“If he can’t say something that is going to help us across the nation to bring the temperature down, then he shouldn’t say anything at all,” he added.

6:28 p.m. ET, June 1, 2020

DC mayor says increased federal assets "could be helpful"

From CNN's Aaron Pellish

Washington Mayor Muriel Bowser speaks to the press in front of Saint Johns church on June 1.
Washington Mayor Muriel Bowser speaks to the press in front of Saint Johns church on June 1. Daniel Slim/AFP/Getty Images

Washington, DC, Mayor Muriel Bowser told reporters that more federal assets coming to the city “could be helpful.”

In a news conference on Monday, Bowser confirmed her office had been working with federal authorities to coordinate a response to evening protests that have spread violence and destruction in Washington.

“We do expect that there will be more federal assets, as they say, deployed in or around the District of Columbia," she said

CNN reported earlier Monday an active duty military police battalion consisting of some 200 to 250 military personnel is now in the process of deploying to Washington, DC, and could be in the nation's capital as soon as tonight. 

US Customs and Border Protection personnel have also been deployed to the National Capital Region to assist law enforcement partners responding to protests.

6:37 p.m. ET, June 1, 2020

Attorney General William Barr in Lafayette park to observe protesters

From CNN's Allie Malloy

Attorney General William Barr is in Lafayette park with several other officials observing the protesters.

He is about 100 yards from protesters and behind a police line. Moments before he came outside, additional police were added to Lafayette park, including military police.

It appears he has an additional security detail with him.

Watch:

6:16 p.m. ET, June 1, 2020

Customs and Border Protection personnel deployed to DC

From CNN's Priscilla Alvarez

US Customs and Border Protection personnel have been deployed to the National Capital Region to assist law enforcement partners, Acting Commissioner Mark Morgan tweeted Monday afternoon, with an accompanying photo.

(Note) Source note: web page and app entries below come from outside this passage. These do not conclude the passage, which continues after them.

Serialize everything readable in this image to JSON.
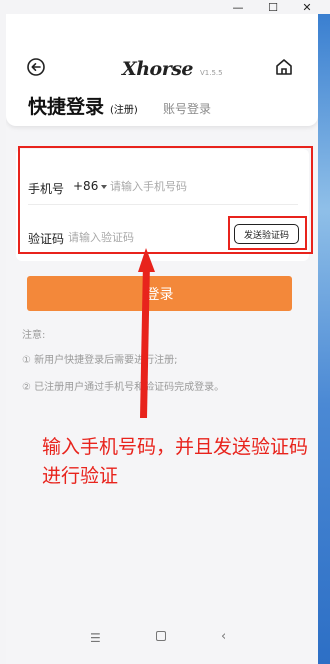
{
  "window": {
    "minimize_glyph": "—",
    "maximize_glyph": "☐",
    "close_glyph": "✕"
  },
  "header": {
    "logo": "Xhorse",
    "version": "V1.5.5",
    "back_icon": "back-arrow-icon",
    "home_icon": "home-icon"
  },
  "tabs": {
    "quick_login": "快捷登录",
    "register_note": "(注册)",
    "account_login": "账号登录"
  },
  "form": {
    "phone_label": "手机号",
    "country_code": "+86",
    "phone_placeholder": "请输入手机号码",
    "code_label": "验证码",
    "code_placeholder": "请输入验证码",
    "send_code_button": "发送验证码"
  },
  "login_button": "登录",
  "notes": {
    "title": "注意:",
    "items": [
      "① 新用户快捷登录后需要进行注册;",
      "② 已注册用户通过手机号和验证码完成登录。"
    ]
  },
  "annotation": "输入手机号码，并且发送验证码进行验证",
  "colors": {
    "accent": "#f3883a",
    "annotation_red": "#e8231c"
  },
  "bottom_nav": {
    "menu_glyph": "☰",
    "back_glyph": "‹"
  }
}
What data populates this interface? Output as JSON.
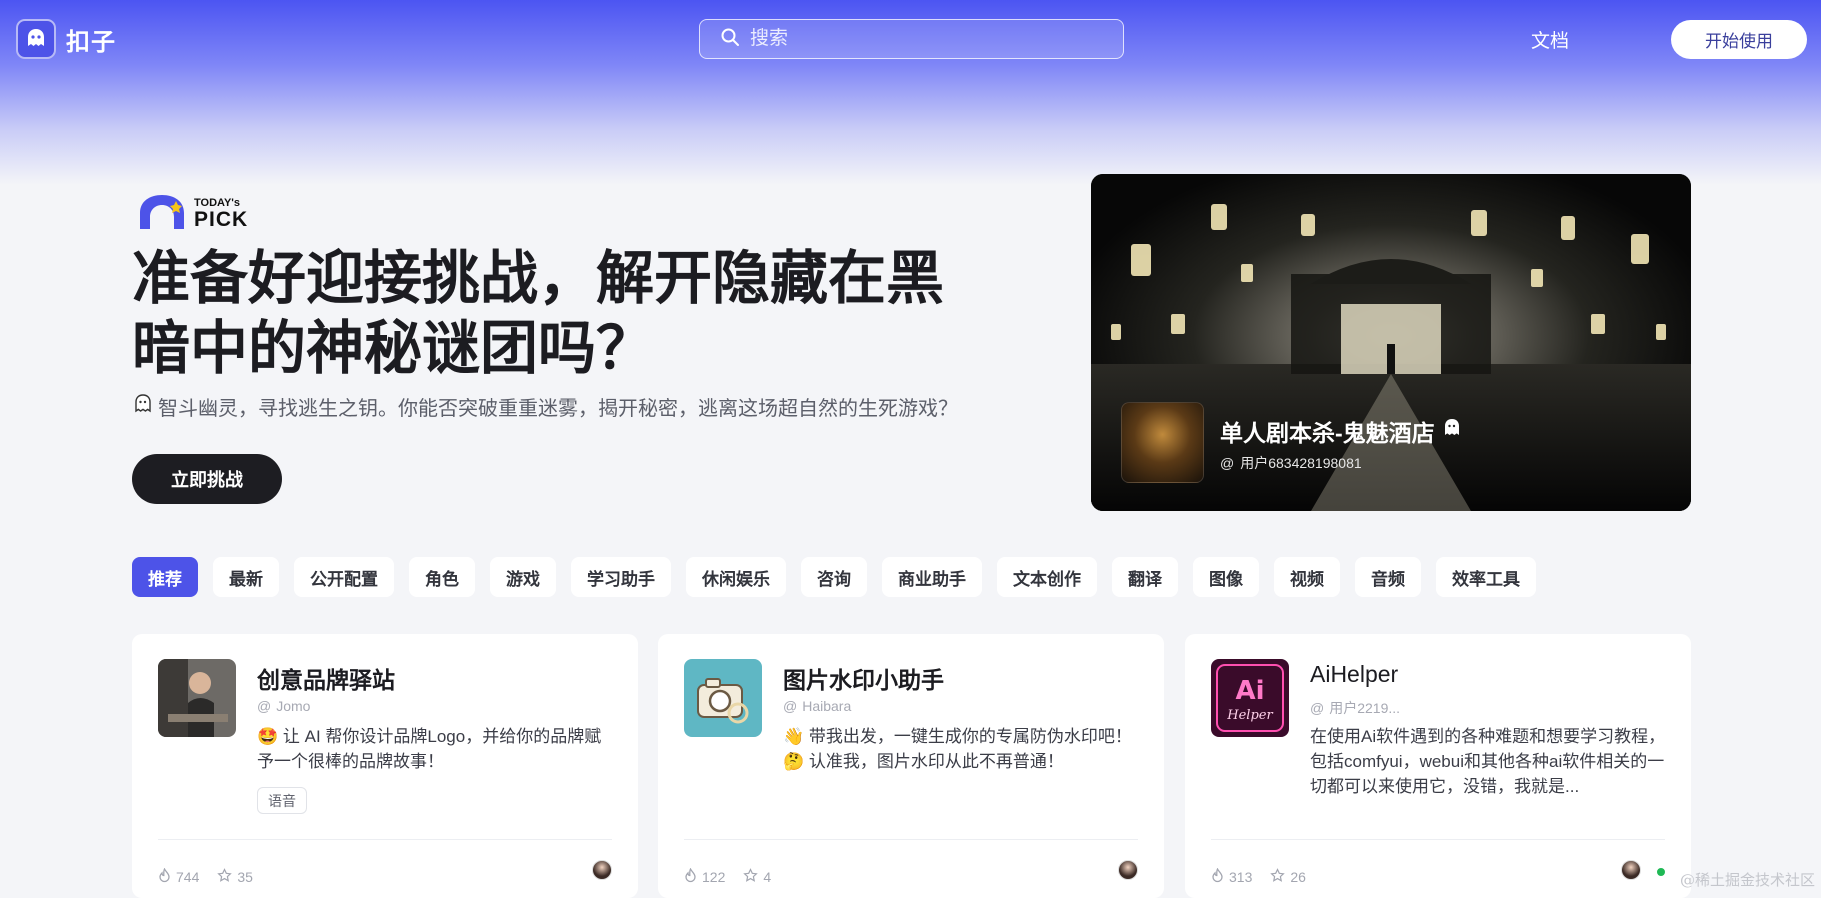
{
  "header": {
    "logo_text": "扣子",
    "search_placeholder": "搜索",
    "docs_label": "文档",
    "start_label": "开始使用"
  },
  "hero": {
    "badge_small": "TODAY's",
    "badge_big": "PICK",
    "title": "准备好迎接挑战，解开隐藏在黑暗中的神秘谜团吗？",
    "description": "智斗幽灵，寻找逃生之钥。你能否突破重重迷雾，揭开秘密，逃离这场超自然的生死游戏？",
    "cta_label": "立即挑战",
    "featured_title": "单人剧本杀-鬼魅酒店",
    "featured_author": "用户683428198081"
  },
  "tabs": [
    "推荐",
    "最新",
    "公开配置",
    "角色",
    "游戏",
    "学习助手",
    "休闲娱乐",
    "咨询",
    "商业助手",
    "文本创作",
    "翻译",
    "图像",
    "视频",
    "音频",
    "效率工具"
  ],
  "cards": [
    {
      "title": "创意品牌驿站",
      "author": "Jomo",
      "desc": "🤩 让 AI 帮你设计品牌Logo，并给你的品牌赋予一个很棒的品牌故事！",
      "tag": "语音",
      "stats": {
        "heat": "744",
        "stars": "35"
      }
    },
    {
      "title": "图片水印小助手",
      "author": "Haibara",
      "desc": "👋 带我出发，一键生成你的专属防伪水印吧！ 🤔 认准我，图片水印从此不再普通！",
      "tag": "",
      "stats": {
        "heat": "122",
        "stars": "4"
      }
    },
    {
      "title": "AiHelper",
      "author": "用户2219...",
      "desc": "在使用Ai软件遇到的各种难题和想要学习教程，包括comfyui，webui和其他各种ai软件相关的一切都可以来使用它，没错，我就是...",
      "tag": "",
      "stats": {
        "heat": "313",
        "stars": "26"
      }
    }
  ],
  "watermark": "@稀土掘金技术社区",
  "colors": {
    "brand": "#4d53e8",
    "dark": "#1d1d22"
  }
}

CNN reported Sunday that CBP is deploying officers, agents and aviation assets nationwide at the request of federal, state, and local partners “confronting the lawless actions of rioters,” according to a statement from the agency.

“These ‘protests’ have devolved into chaos & acts of domestic terrorism by groups of radicals & agitators. @CBP is answering the call and will work to keep DC safe," Morgan tweeted Monday.

CBP is charged with enforcing the nation’s borders, but regularly assists law enforcement, like after Hurricane Katrina and Hurricane Rita, according to a CBP official. CBP’s legacy agencies also assisted local partners during the 1992 Rodney King protests, the official added. 

The mission, in this case, is not enforcing immigration law but helping for law enforcement purposes. 

Read the tweet:

6:11 p.m. ET, June 1, 2020

Trump speaking soon from the Rose Garden

President Trump will be delivering remarks at 6:15 p.m. ET from the Rose Garden, according to an updated White House schedule. 

White House aides were instructed Monday to begin preparing for a possible statement by Trump from the Rose Garden, two officials told CNN, providing a venue for the President to address growing racial unrest gripping the country.

6:18 p.m. ET, June 1, 2020

Here are the cities that have imposed curfews Monday night in the US

From CNN’s Julie Gallagher

A nearly empty street corner in downtown Los Angeles on Sunday, May 31.
A nearly empty street corner in downtown Los Angeles on Sunday, May 31. Ringo H.W. Chiu/AP

These are the cities and states with curfews Monday night due to the protests across the country in response to George Floyd’s death in Minneapolis, Minnesota.

  • Alabama: Birmingham
  • Arizona: Statewide curfew
  • California: Los Angeles County, San Francisco, San Jose
  • Colorado: Denver
  • District of Columbia
  • Florida: Miami, Orlando 
  • Georgia: Atlanta
  • Illinois: Chicago
  • Iowa: Scott County, includes Davenport, Coralville, Polk County, includes Des Moines
  • Indiana: Indianapolis
  • Michigan: Detroit
  • Minnesota: Minneapolis, St. Paul
  • New Jersey: Atlantic City 
  • New York: New York City
  • North Carolina: Raleigh
  • Ohio: Cincinnati 
  • Pennsylvania: Philadelphia
  • Tennessee: Nashville
  • Texas: Fort Worth
  • Virginia: Richmond
  • Wisconsin: Madison